[TASK ITEM] Your task is to copy every line of the entries that holds the word "duty".

——————————

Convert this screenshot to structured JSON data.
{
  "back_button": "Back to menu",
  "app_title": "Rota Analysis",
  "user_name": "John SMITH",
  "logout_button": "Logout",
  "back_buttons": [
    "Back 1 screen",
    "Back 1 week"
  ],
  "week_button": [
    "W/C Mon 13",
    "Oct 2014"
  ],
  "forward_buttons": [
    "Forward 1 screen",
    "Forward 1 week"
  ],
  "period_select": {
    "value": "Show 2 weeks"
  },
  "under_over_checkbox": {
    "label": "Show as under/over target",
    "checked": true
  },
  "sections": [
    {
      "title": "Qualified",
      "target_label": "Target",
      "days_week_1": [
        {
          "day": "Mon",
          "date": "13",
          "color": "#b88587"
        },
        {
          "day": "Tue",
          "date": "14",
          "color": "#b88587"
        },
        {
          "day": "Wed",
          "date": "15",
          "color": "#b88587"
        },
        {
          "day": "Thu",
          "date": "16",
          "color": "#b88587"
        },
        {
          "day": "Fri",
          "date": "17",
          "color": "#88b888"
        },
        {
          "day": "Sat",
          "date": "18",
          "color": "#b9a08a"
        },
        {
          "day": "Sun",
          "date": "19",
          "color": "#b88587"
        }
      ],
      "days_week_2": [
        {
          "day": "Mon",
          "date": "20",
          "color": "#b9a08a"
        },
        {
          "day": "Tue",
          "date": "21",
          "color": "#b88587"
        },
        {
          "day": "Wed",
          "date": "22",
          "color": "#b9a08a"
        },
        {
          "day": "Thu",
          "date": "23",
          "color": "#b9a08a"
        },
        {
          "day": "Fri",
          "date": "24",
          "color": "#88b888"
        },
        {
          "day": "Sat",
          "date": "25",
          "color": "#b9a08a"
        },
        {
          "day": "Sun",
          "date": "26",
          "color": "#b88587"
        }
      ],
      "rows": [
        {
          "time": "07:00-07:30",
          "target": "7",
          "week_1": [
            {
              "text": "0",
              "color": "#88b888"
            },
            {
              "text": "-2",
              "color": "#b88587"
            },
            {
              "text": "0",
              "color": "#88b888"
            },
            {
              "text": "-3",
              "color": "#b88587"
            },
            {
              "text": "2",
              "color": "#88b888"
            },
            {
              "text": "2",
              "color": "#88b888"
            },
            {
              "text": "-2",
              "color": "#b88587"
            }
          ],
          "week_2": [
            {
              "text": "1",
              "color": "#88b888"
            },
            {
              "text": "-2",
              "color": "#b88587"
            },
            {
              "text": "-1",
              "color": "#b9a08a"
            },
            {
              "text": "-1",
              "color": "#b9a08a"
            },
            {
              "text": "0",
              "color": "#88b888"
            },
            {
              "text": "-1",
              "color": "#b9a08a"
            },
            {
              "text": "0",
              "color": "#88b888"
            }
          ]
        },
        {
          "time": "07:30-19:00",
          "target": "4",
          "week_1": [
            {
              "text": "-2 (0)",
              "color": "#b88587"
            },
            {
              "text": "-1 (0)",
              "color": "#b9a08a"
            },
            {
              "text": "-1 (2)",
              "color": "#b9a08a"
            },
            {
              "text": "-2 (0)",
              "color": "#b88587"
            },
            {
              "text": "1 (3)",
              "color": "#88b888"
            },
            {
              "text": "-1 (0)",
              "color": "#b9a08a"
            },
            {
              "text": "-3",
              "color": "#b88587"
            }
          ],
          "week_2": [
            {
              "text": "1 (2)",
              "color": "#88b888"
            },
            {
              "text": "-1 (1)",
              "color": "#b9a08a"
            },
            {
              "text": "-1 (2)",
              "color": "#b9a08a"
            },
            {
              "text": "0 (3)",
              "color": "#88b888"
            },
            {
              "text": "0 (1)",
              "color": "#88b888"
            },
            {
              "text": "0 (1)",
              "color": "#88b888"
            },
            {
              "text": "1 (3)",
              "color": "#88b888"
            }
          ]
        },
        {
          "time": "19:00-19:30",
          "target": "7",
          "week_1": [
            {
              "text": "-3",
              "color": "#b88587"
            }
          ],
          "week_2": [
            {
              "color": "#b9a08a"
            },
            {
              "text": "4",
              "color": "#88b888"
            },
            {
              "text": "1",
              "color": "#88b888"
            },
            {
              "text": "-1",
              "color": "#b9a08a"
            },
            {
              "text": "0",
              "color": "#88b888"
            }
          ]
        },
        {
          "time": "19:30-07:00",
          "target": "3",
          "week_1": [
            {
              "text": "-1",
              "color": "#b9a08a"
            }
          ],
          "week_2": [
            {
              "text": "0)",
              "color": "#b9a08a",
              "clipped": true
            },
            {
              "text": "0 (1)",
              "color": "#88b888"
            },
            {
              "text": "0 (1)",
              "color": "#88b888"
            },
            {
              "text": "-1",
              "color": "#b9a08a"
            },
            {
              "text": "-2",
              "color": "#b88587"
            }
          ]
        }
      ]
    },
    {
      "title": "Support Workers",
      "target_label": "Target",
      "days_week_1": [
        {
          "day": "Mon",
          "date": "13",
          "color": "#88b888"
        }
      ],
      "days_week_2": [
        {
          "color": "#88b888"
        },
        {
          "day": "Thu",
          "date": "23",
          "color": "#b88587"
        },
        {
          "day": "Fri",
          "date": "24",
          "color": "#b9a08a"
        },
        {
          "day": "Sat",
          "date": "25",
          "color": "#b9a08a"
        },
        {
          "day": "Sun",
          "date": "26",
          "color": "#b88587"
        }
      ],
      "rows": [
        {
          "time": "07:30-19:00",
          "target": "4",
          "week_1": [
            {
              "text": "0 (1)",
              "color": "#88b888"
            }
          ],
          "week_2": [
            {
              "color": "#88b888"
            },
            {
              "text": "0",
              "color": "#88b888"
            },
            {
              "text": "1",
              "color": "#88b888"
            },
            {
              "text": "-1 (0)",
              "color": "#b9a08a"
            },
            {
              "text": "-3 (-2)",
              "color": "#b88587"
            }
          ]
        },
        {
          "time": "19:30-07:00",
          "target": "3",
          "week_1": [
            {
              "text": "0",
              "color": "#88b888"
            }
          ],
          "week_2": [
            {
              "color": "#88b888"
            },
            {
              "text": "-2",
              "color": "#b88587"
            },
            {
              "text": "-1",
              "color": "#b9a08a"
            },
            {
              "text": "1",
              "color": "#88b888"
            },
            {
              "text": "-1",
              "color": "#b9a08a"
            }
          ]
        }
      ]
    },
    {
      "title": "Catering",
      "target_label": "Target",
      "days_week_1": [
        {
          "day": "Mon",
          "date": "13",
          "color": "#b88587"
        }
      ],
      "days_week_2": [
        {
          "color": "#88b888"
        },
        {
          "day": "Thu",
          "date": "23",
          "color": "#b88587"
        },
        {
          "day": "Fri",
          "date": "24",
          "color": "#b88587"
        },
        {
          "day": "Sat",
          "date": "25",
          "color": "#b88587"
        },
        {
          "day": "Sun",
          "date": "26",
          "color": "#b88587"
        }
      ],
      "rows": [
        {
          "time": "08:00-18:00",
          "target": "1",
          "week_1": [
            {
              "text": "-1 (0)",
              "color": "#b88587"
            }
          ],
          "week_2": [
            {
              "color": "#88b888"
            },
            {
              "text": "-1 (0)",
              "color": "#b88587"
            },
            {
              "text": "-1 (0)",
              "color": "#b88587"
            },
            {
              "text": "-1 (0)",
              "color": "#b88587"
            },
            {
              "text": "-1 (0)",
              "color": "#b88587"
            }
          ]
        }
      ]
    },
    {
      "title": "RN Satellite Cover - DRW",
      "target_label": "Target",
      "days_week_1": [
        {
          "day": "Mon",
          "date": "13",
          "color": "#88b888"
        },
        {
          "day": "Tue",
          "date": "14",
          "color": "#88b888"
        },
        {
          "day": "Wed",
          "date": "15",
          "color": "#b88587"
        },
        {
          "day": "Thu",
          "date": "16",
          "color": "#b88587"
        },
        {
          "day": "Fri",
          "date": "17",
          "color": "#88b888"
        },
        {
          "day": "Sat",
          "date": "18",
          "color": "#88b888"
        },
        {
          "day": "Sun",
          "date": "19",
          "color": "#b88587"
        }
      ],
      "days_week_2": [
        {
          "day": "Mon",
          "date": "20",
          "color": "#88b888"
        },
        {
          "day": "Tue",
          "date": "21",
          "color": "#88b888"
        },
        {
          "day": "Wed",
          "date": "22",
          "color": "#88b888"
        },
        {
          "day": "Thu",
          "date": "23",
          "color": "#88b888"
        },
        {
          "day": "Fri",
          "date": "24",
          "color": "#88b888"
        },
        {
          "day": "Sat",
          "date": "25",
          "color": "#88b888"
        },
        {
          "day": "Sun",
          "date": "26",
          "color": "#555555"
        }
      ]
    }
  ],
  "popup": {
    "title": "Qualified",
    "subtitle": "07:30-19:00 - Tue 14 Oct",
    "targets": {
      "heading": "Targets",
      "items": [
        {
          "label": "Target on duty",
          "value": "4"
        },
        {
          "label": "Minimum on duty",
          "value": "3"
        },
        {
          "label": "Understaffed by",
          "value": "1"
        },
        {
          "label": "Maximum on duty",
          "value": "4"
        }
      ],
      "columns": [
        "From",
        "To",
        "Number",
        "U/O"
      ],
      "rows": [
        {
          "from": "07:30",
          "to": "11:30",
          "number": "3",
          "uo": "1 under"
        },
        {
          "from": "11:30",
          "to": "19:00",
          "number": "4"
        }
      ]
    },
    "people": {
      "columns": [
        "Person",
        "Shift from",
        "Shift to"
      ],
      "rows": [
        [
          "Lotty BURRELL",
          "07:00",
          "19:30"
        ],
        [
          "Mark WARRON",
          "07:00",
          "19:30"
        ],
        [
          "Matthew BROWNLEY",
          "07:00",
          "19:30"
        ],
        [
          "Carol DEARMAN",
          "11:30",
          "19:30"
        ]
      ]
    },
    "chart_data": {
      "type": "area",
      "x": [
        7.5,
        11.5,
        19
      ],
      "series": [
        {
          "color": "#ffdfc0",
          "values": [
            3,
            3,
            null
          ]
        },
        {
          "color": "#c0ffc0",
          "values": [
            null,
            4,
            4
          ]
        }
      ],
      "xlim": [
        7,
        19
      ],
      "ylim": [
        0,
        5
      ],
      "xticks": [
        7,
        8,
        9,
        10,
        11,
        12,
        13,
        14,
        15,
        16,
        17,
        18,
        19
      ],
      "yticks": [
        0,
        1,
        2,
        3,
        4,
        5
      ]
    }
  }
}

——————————

[ANSWER SPACE]
          "label": "Target on duty",
          "label": "Minimum on duty",
          "label": "Maximum on duty",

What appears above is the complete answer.